Robotics classroom meets the challenges of 2020

Peter Dettmer stands outside Madison College Truax building wearing a mask

This time of year, instructor Peter Dettmer is normally in the lab looking over his students’ shoulders as they program robotic machines. This year the program has a different energy.  

Rising to challenges 

As with most Madison College classes, COVID-19 has brought changes to how the Electro-Mechanical Technology classroom operates.  

“This was the busiest summer for us as we prepared for the semester,” said Peter.  

The program moved to a hybrid model that allows students to do as much as possible in the virtual classroom. Students complete work virtually and come to campus on a limited basis for labs that fulfill graduation requirements. 

One of the biggest challenges was preparing the technology for students to work from home. The program worked closely with Madison College’s Technology Services department to install industrial software on laptops. 

Virtual classroom success 

Each student is supplied with a laptop. Students have access to the same software from home that they would in the lab on campus.  

The simulation software gives students a robot to move in the virtual classroom.  

While it is not the same as a physical robot, “there is no danger of them running into anything,” said Peter. 

The program worked with manufacturing partners like Rockwell Automation to provide additional learning opportunities. Rockwell’s entire learning library is available in all languages for the entire year.  

“We are not able to look over a student’s shoulder,” he said about the virtual classroom. So, the program adjusted with video meetings to help students troubleshoot issues that pop up. 

Graduate outlook 

COVID-19 has halted work in many industries, but manufacturing is not one of them. More companies are turning to automation to adapt to changes in the 2020 workforce.  

This is good news for graduates.  

“The United States has lagged behind and COVID has been a wakeup call.
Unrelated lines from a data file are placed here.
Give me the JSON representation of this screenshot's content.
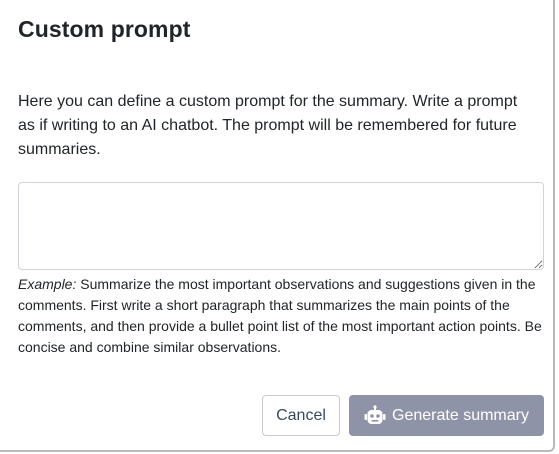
{
  "dialog": {
    "title": "Custom prompt",
    "description": "Here you can define a custom prompt for the summary. Write a prompt as if writing to an AI chatbot. The prompt will be remembered for future summaries.",
    "prompt_value": "",
    "prompt_placeholder": "",
    "example_label": "Example:",
    "example_text": " Summarize the most important observations and suggestions given in the comments. First write a short paragraph that summarizes the main points of the comments, and then provide a bullet point list of the most important action points. Be concise and combine similar observations.",
    "cancel_label": "Cancel",
    "generate_label": "Generate summary",
    "generate_icon": "robot-icon"
  },
  "colors": {
    "generate_button_bg": "#8e93a8",
    "cancel_text": "#3a4a5c",
    "text": "#212529"
  }
}
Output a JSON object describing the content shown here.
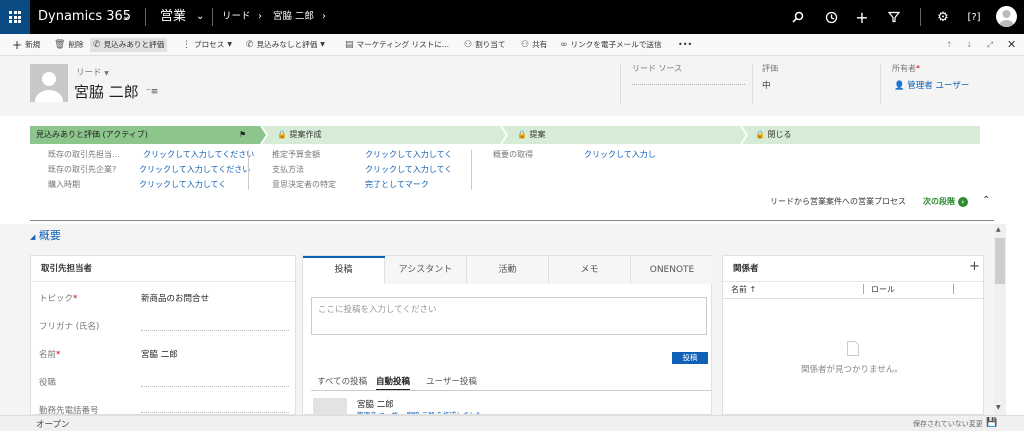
{
  "nav": {
    "app": "Dynamics 365",
    "module": "営業",
    "entity": "リード",
    "record": "宮脇 二郎"
  },
  "commands": [
    {
      "icon": "plus",
      "label": "新規"
    },
    {
      "icon": "trash",
      "label": "削除"
    },
    {
      "icon": "phone-check",
      "label": "見込みありと評価"
    },
    {
      "icon": "process",
      "label": "プロセス"
    },
    {
      "icon": "phone-x",
      "label": "見込みなしと評価"
    },
    {
      "icon": "list",
      "label": "マーケティング リストに..."
    },
    {
      "icon": "assign",
      "label": "割り当て"
    },
    {
      "icon": "share",
      "label": "共有"
    },
    {
      "icon": "link",
      "label": "リンクを電子メールで送信"
    },
    {
      "icon": "more",
      "label": "•••"
    }
  ],
  "header": {
    "entity_label": "リード",
    "name": "宮脇 二郎",
    "lead_source_label": "リード ソース",
    "rating_label": "評価",
    "rating_value": "中",
    "owner_label": "所有者",
    "owner_required": "*",
    "owner_value": "管理者 ユーザー"
  },
  "bpf": {
    "stages": [
      {
        "label": "見込みありと評価 (アクティブ)",
        "active": true
      },
      {
        "label": "提案作成",
        "active": false
      },
      {
        "label": "提案",
        "active": false
      },
      {
        "label": "閉じる",
        "active": false
      }
    ],
    "col1": [
      {
        "label": "既存の取引先担当...",
        "value": "クリックして入力してください"
      },
      {
        "label": "既存の取引先企業?",
        "value": "クリックして入力してください"
      },
      {
        "label": "購入時期",
        "value": "クリックして入力してく"
      }
    ],
    "col2": [
      {
        "label": "推定予算金額",
        "value": "クリックして入力してく"
      },
      {
        "label": "支払方法",
        "value": "クリックして入力してく"
      },
      {
        "label": "意思決定者の特定",
        "value": "完了としてマーク"
      }
    ],
    "col3": [
      {
        "label": "概要の取得",
        "value": "クリックして入力し"
      }
    ],
    "process_name": "リードから営業案件への営業プロセス",
    "next_stage": "次の段階"
  },
  "section": {
    "title": "概要"
  },
  "contact_pane": {
    "title": "取引先担当者",
    "fields": [
      {
        "label": "トピック",
        "required": "*",
        "value": "新商品のお問合せ"
      },
      {
        "label": "フリガナ (氏名)",
        "required": "",
        "value": ""
      },
      {
        "label": "名前",
        "required": "*",
        "value": "宮脇 二郎"
      },
      {
        "label": "役職",
        "required": "",
        "value": ""
      },
      {
        "label": "勤務先電話番号",
        "required": "",
        "value": ""
      }
    ]
  },
  "social": {
    "tabs": [
      "投稿",
      "アシスタント",
      "活動",
      "メモ",
      "ONENOTE"
    ],
    "placeholder": "ここに投稿を入力してください",
    "post_button": "投稿",
    "filters": [
      "すべての投稿",
      "自動投稿",
      "ユーザー投稿"
    ],
    "post_author": "宮脇 二郎",
    "post_text": "管理者 ユーザー 宮脇 二郎 を作成しました"
  },
  "stakeholders": {
    "title": "関係者",
    "col_name": "名前 ↑",
    "col_role": "ロール",
    "empty": "関係者が見つかりません。"
  },
  "status": {
    "state": "オープン",
    "unsaved": "保存されていない変更"
  },
  "colors": {
    "active_stage": "#8cc68c",
    "inactive_stage": "#d6ecd6",
    "link": "#1160b7",
    "primary_button": "#1160b7"
  }
}
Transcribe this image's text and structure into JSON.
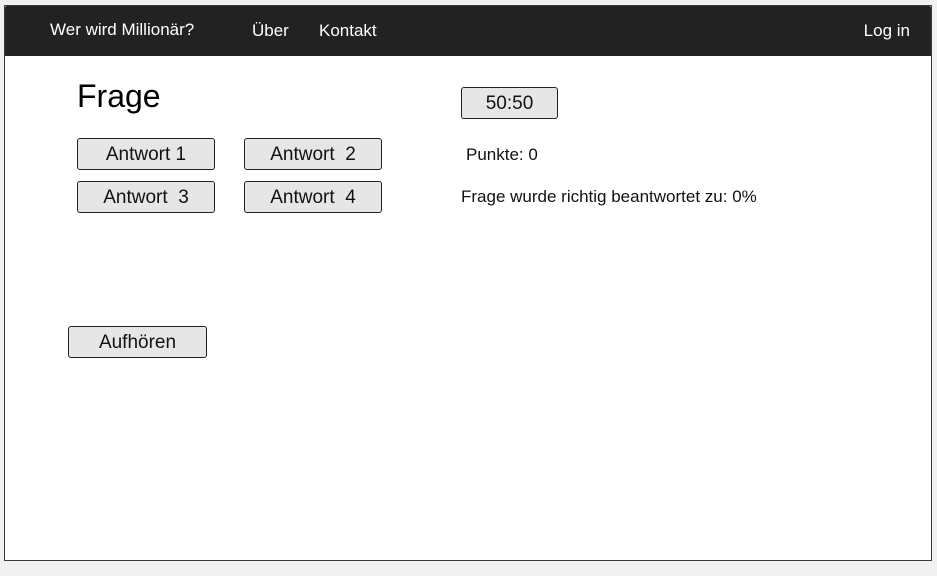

We have to automate,” said Peter. “Our grads can help with integrations and maintenance of these machines.”  

Future classroom 

Five students stands apart in a classroom while wearing masks.

This is still a traditionally hands-on program, but Peter said they may keep some aspects of hybrid learning moving forward.  

“It is a time savings doing it on campus, but we try to give students the best experience possible.” 

Learn more about the Electro-Mechanical Technology program